[Opening Data supplied section]

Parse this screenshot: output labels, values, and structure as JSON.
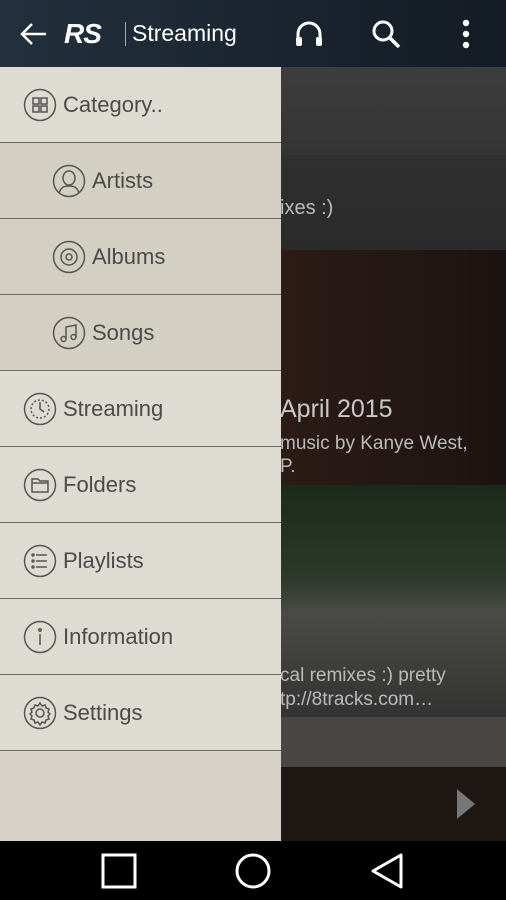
{
  "appbar": {
    "logo": "RS",
    "title": "Streaming",
    "icons": [
      "back-arrow-icon",
      "headphones-icon",
      "search-icon",
      "more-vert-icon"
    ]
  },
  "drawer": {
    "items": [
      {
        "label": "Category..",
        "icon": "grid-icon",
        "sub": false
      },
      {
        "label": "Artists",
        "icon": "person-icon",
        "sub": true
      },
      {
        "label": "Albums",
        "icon": "disc-icon",
        "sub": true
      },
      {
        "label": "Songs",
        "icon": "music-note-icon",
        "sub": true
      },
      {
        "label": "Streaming",
        "icon": "streaming-icon",
        "sub": false
      },
      {
        "label": "Folders",
        "icon": "folder-icon",
        "sub": false
      },
      {
        "label": "Playlists",
        "icon": "list-icon",
        "sub": false
      },
      {
        "label": "Information",
        "icon": "info-icon",
        "sub": false
      },
      {
        "label": "Settings",
        "icon": "gear-icon",
        "sub": false
      }
    ]
  },
  "content": {
    "card1_desc": "ixes :)",
    "card2_title": "April 2015",
    "card2_desc1": "music by Kanye West,",
    "card2_desc2": "P.",
    "card3_desc1": "cal remixes :) pretty",
    "card3_desc2": "tp://8tracks.com…"
  },
  "navbar": {
    "icons": [
      "recents-icon",
      "home-icon",
      "back-icon"
    ]
  }
}
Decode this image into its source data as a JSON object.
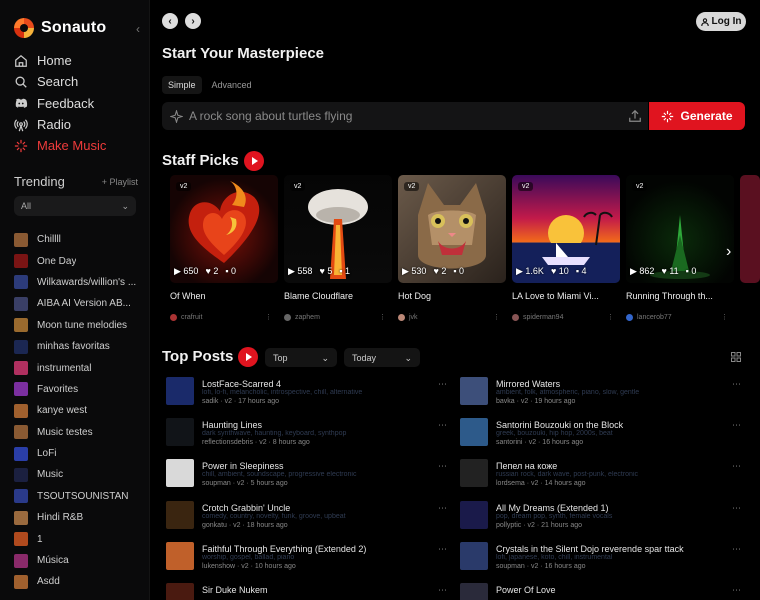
{
  "app": {
    "name": "Sonauto"
  },
  "nav": [
    {
      "label": "Home",
      "icon": "home-icon"
    },
    {
      "label": "Search",
      "icon": "search-icon"
    },
    {
      "label": "Feedback",
      "icon": "discord-icon"
    },
    {
      "label": "Radio",
      "icon": "radio-icon"
    },
    {
      "label": "Make Music",
      "icon": "sparkle-icon"
    }
  ],
  "trending": {
    "title": "Trending",
    "add_label": "+ Playlist",
    "filter": "All",
    "items": [
      "Chillll",
      "One Day",
      "Wilkawards/willion's ...",
      "AIBA AI Version AB...",
      "Moon tune melodies",
      "minhas favoritas",
      "instrumental",
      "Favorites",
      "kanye west",
      "Music testes",
      "LoFi",
      "Music",
      "TSOUTSOUNISTAN",
      "Hindi R&B",
      "1",
      "Música",
      "Asdd"
    ],
    "colors": [
      "#8a5a33",
      "#7a1414",
      "#2c3b7a",
      "#3a3f66",
      "#9a6a2e",
      "#1b2752",
      "#b03060",
      "#7b2fa0",
      "#a0602e",
      "#8a5a33",
      "#2a3ea8",
      "#1b2040",
      "#2a3a8a",
      "#9a6a3e",
      "#b04a1e",
      "#8a2a6a",
      "#a0602e"
    ]
  },
  "header": {
    "back": "‹",
    "forward": "›",
    "login": "Log In"
  },
  "create": {
    "title": "Start Your Masterpiece",
    "modes": [
      "Simple",
      "Advanced"
    ],
    "placeholder": "A rock song about turtles flying",
    "generate": "Generate"
  },
  "staff_picks": {
    "title": "Staff Picks",
    "cards": [
      {
        "version": "v2",
        "plays": "650",
        "likes": "2",
        "comments": "0",
        "title": "Of When",
        "user": "crafruit"
      },
      {
        "version": "v2",
        "plays": "558",
        "likes": "5",
        "comments": "1",
        "title": "Blame Cloudflare",
        "user": "zaphem"
      },
      {
        "version": "v2",
        "plays": "530",
        "likes": "2",
        "comments": "0",
        "title": "Hot Dog",
        "user": "jvk"
      },
      {
        "version": "v2",
        "plays": "1.6K",
        "likes": "10",
        "comments": "4",
        "title": "LA Love to Miami Vi...",
        "user": "spiderman94"
      },
      {
        "version": "v2",
        "plays": "862",
        "likes": "11",
        "comments": "0",
        "title": "Running Through th...",
        "user": "lancerob77"
      }
    ]
  },
  "top_posts": {
    "title": "Top Posts",
    "sort": "Top",
    "range": "Today",
    "posts": [
      {
        "title": "LostFace-Scarred 4",
        "desc": "lofi, lo-fi, melancholic, introspective, chill, alternative",
        "user": "sadik",
        "meta": "· v2 · 17 hours ago"
      },
      {
        "title": "Mirrored Waters",
        "desc": "ambient, folk, atmospheric, piano, slow, gentle",
        "user": "bavka",
        "meta": "· v2 · 19 hours ago"
      },
      {
        "title": "Haunting Lines",
        "desc": "dark synthwave, haunting, keyboard, synthpop",
        "user": "reflectionsdebris",
        "meta": "· v2 · 8 hours ago"
      },
      {
        "title": "Santorini Bouzouki on the Block",
        "desc": "greek, bouzouki, hip hop, 2000s, beat",
        "user": "santorini",
        "meta": "· v2 · 16 hours ago"
      },
      {
        "title": "Power in Sleepiness",
        "desc": "chill, ambient, soundscape, progressive electronic",
        "user": "soupman",
        "meta": "· v2 · 5 hours ago"
      },
      {
        "title": "Пепел на коже",
        "desc": "russian rock, dark wave, post-punk, electronic",
        "user": "lordsema",
        "meta": "· v2 · 14 hours ago"
      },
      {
        "title": "Crotch Grabbin' Uncle",
        "desc": "comedy, country, novelty, funk, groove, upbeat",
        "user": "gonkatu",
        "meta": "· v2 · 18 hours ago"
      },
      {
        "title": "All My Dreams (Extended 1)",
        "desc": "pop, dream pop, synth, female vocals",
        "user": "pollyptic",
        "meta": "· v2 · 21 hours ago"
      },
      {
        "title": "Faithful Through Everything (Extended 2)",
        "desc": "worship, gospel, ballad, piano",
        "user": "lukenshow",
        "meta": "· v2 · 10 hours ago"
      },
      {
        "title": "Crystals in the Silent Dojo reverende spar ttack",
        "desc": "lofi, japanese, koto, chill, instrumental",
        "user": "soupman",
        "meta": "· v2 · 16 hours ago"
      },
      {
        "title": "Sir Duke Nukem",
        "desc": "",
        "user": "",
        "meta": ""
      },
      {
        "title": "Power Of Love",
        "desc": "",
        "user": "",
        "meta": ""
      }
    ],
    "thumbs": [
      "#1a2a6a",
      "#3d4f7a",
      "#111418",
      "#2d5a8a",
      "#d9d9d9",
      "#222",
      "#3a2510",
      "#1a1a4a",
      "#c0602a",
      "#2a3a6a",
      "#4a1a10",
      "#2a2a3a"
    ]
  }
}
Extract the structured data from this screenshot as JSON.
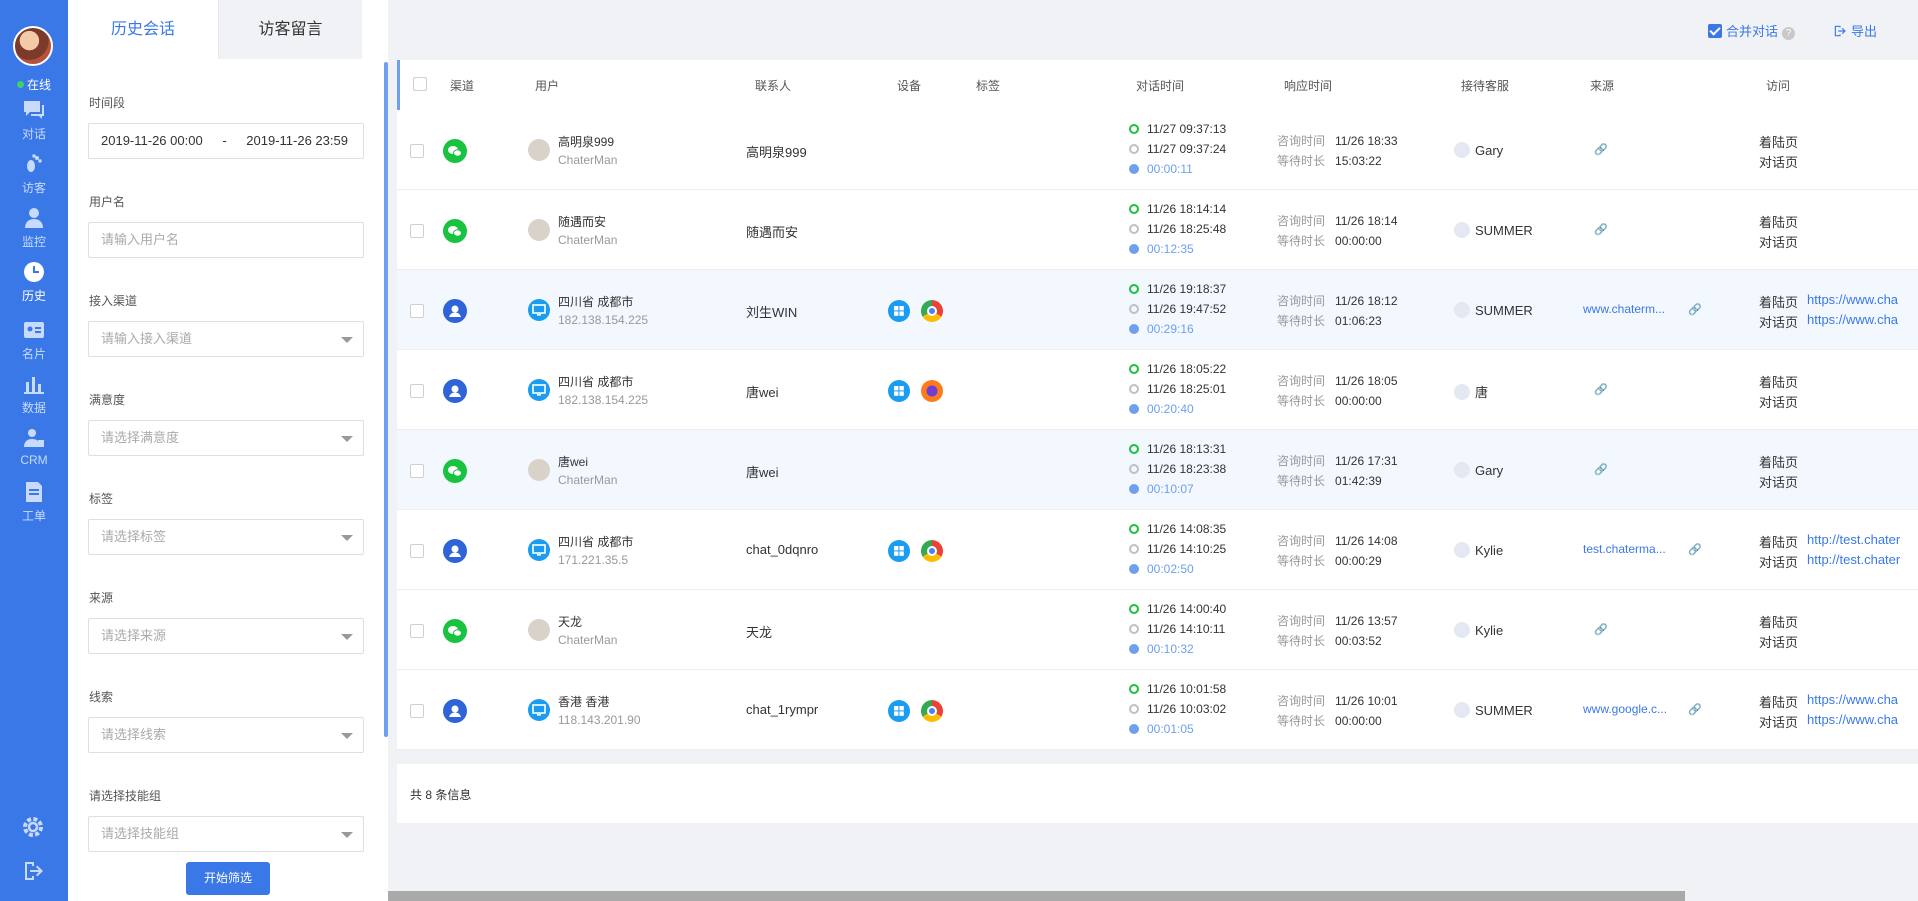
{
  "nav": {
    "status": "在线",
    "items": [
      {
        "label": "对话"
      },
      {
        "label": "访客"
      },
      {
        "label": "监控"
      },
      {
        "label": "历史"
      },
      {
        "label": "名片"
      },
      {
        "label": "数据"
      },
      {
        "label": "CRM"
      },
      {
        "label": "工单"
      }
    ]
  },
  "tabs": [
    "历史会话",
    "访客留言"
  ],
  "toolbar": {
    "merge_label": "合并对话",
    "help": "?",
    "export_label": "导出"
  },
  "filter": {
    "time_label": "时间段",
    "date_start": "2019-11-26 00:00",
    "date_sep": "-",
    "date_end": "2019-11-26 23:59",
    "user_label": "用户名",
    "user_placeholder": "请输入用户名",
    "channel_label": "接入渠道",
    "channel_placeholder": "请输入接入渠道",
    "satisfaction_label": "满意度",
    "satisfaction_placeholder": "请选择满意度",
    "tag_label": "标签",
    "tag_placeholder": "请选择标签",
    "source_label": "来源",
    "source_placeholder": "请选择来源",
    "clue_label": "线索",
    "clue_placeholder": "请选择线索",
    "skill_label": "请选择技能组",
    "skill_placeholder": "请选择技能组",
    "submit": "开始筛选"
  },
  "table": {
    "headers": [
      "渠道",
      "用户",
      "联系人",
      "设备",
      "标签",
      "对话时间",
      "响应时间",
      "接待客服",
      "来源",
      "访问"
    ],
    "resp_keys": {
      "consult": "咨询时间",
      "wait": "等待时长"
    },
    "visit_keys": {
      "landing": "着陆页",
      "chat": "对话页"
    },
    "rows": [
      {
        "channel": "wx",
        "user": "高明泉999",
        "user_sub": "ChaterMan",
        "contact": "高明泉999",
        "devices": [],
        "start": "11/27 09:37:13",
        "end": "11/27 09:37:24",
        "duration": "00:00:11",
        "consult": "11/26 18:33",
        "wait": "15:03:22",
        "agent": "Gary",
        "source": "",
        "landing_url": "",
        "chat_url": ""
      },
      {
        "channel": "wx",
        "user": "随遇而安",
        "user_sub": "ChaterMan",
        "contact": "随遇而安",
        "devices": [],
        "start": "11/26 18:14:14",
        "end": "11/26 18:25:48",
        "duration": "00:12:35",
        "consult": "11/26 18:14",
        "wait": "00:00:00",
        "agent": "SUMMER",
        "source": "",
        "landing_url": "",
        "chat_url": ""
      },
      {
        "channel": "web",
        "user": "四川省 成都市",
        "user_sub": "182.138.154.225",
        "contact": "刘生WIN",
        "devices": [
          "win",
          "chrome"
        ],
        "start": "11/26 19:18:37",
        "end": "11/26 19:47:52",
        "duration": "00:29:16",
        "consult": "11/26 18:12",
        "wait": "01:06:23",
        "agent": "SUMMER",
        "source": "www.chaterm...",
        "landing_url": "https://www.cha",
        "chat_url": "https://www.cha"
      },
      {
        "channel": "web",
        "user": "四川省 成都市",
        "user_sub": "182.138.154.225",
        "contact": "唐wei",
        "devices": [
          "win",
          "firefox"
        ],
        "start": "11/26 18:05:22",
        "end": "11/26 18:25:01",
        "duration": "00:20:40",
        "consult": "11/26 18:05",
        "wait": "00:00:00",
        "agent": "唐",
        "source": "",
        "landing_url": "",
        "chat_url": ""
      },
      {
        "channel": "wx",
        "user": "唐wei",
        "user_sub": "ChaterMan",
        "contact": "唐wei",
        "devices": [],
        "start": "11/26 18:13:31",
        "end": "11/26 18:23:38",
        "duration": "00:10:07",
        "consult": "11/26 17:31",
        "wait": "01:42:39",
        "agent": "Gary",
        "source": "",
        "landing_url": "",
        "chat_url": ""
      },
      {
        "channel": "web",
        "user": "四川省 成都市",
        "user_sub": "171.221.35.5",
        "contact": "chat_0dqnro",
        "devices": [
          "win",
          "chrome"
        ],
        "start": "11/26 14:08:35",
        "end": "11/26 14:10:25",
        "duration": "00:02:50",
        "consult": "11/26 14:08",
        "wait": "00:00:29",
        "agent": "Kylie",
        "source": "test.chaterma...",
        "landing_url": "http://test.chater",
        "chat_url": "http://test.chater"
      },
      {
        "channel": "wx",
        "user": "天龙",
        "user_sub": "ChaterMan",
        "contact": "天龙",
        "devices": [],
        "start": "11/26 14:00:40",
        "end": "11/26 14:10:11",
        "duration": "00:10:32",
        "consult": "11/26 13:57",
        "wait": "00:03:52",
        "agent": "Kylie",
        "source": "",
        "landing_url": "",
        "chat_url": ""
      },
      {
        "channel": "web",
        "user": "香港 香港",
        "user_sub": "118.143.201.90",
        "contact": "chat_1rympr",
        "devices": [
          "win",
          "chrome"
        ],
        "start": "11/26 10:01:58",
        "end": "11/26 10:03:02",
        "duration": "00:01:05",
        "consult": "11/26 10:01",
        "wait": "00:00:00",
        "agent": "SUMMER",
        "source": "www.google.c...",
        "landing_url": "https://www.cha",
        "chat_url": "https://www.cha"
      }
    ],
    "total": "共 8 条信息"
  },
  "colors": {
    "primary": "#3a78e7",
    "wechat": "#17c33f",
    "web": "#2f64d9"
  }
}
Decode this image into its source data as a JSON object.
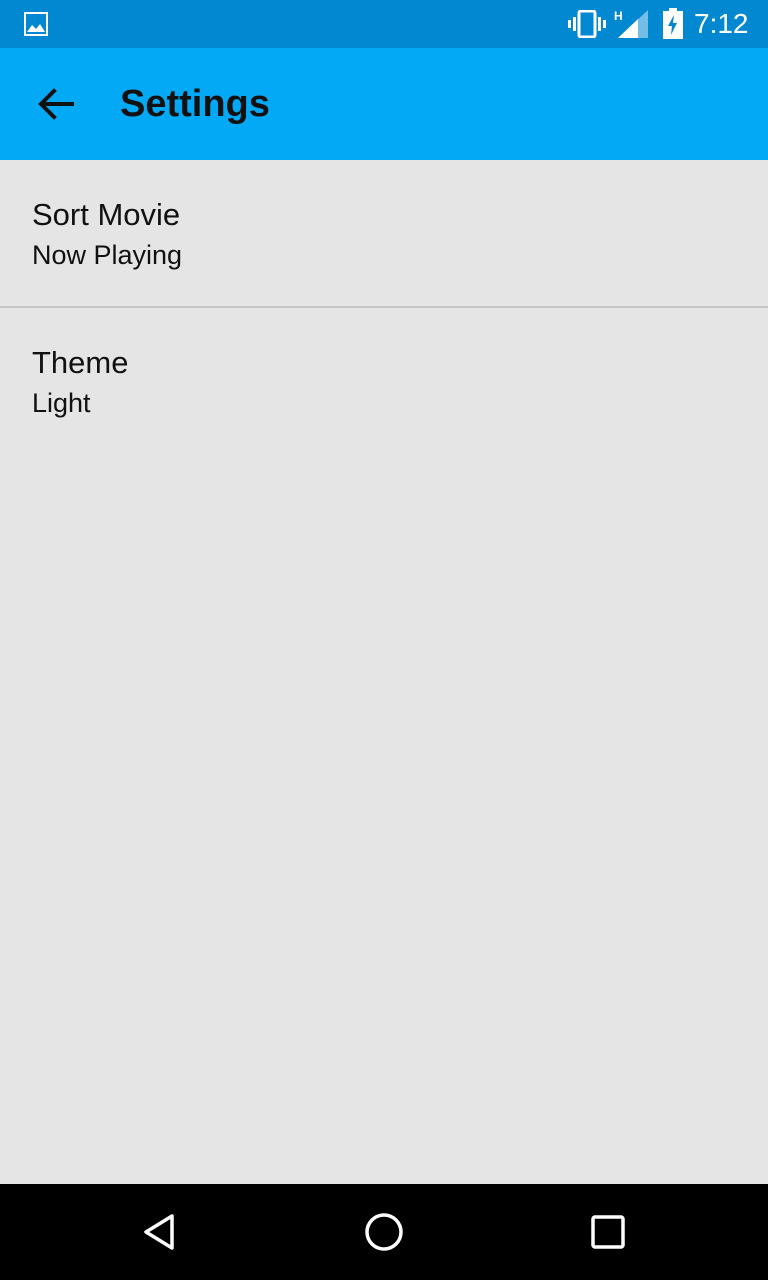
{
  "status_bar": {
    "time": "7:12",
    "network_type": "H",
    "icons": [
      "gallery-icon",
      "vibrate-icon",
      "signal-icon",
      "battery-charging-icon"
    ]
  },
  "app_bar": {
    "title": "Settings",
    "back_icon": "arrow-left-icon",
    "color": "#03a9f4"
  },
  "preferences": [
    {
      "title": "Sort Movie",
      "summary": "Now Playing"
    },
    {
      "title": "Theme",
      "summary": "Light"
    }
  ],
  "nav_bar": {
    "icons": [
      "back-triangle-icon",
      "home-circle-icon",
      "recents-square-icon"
    ]
  },
  "colors": {
    "status_bar": "#0288d1",
    "app_bar": "#03a9f4",
    "background": "#e5e5e5",
    "divider": "#c6c6c6",
    "nav_bar": "#000000"
  }
}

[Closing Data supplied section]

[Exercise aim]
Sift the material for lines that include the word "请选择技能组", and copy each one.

[Solution to the problem]
    "skill_label": "请选择技能组",
    "skill_placeholder": "请选择技能组",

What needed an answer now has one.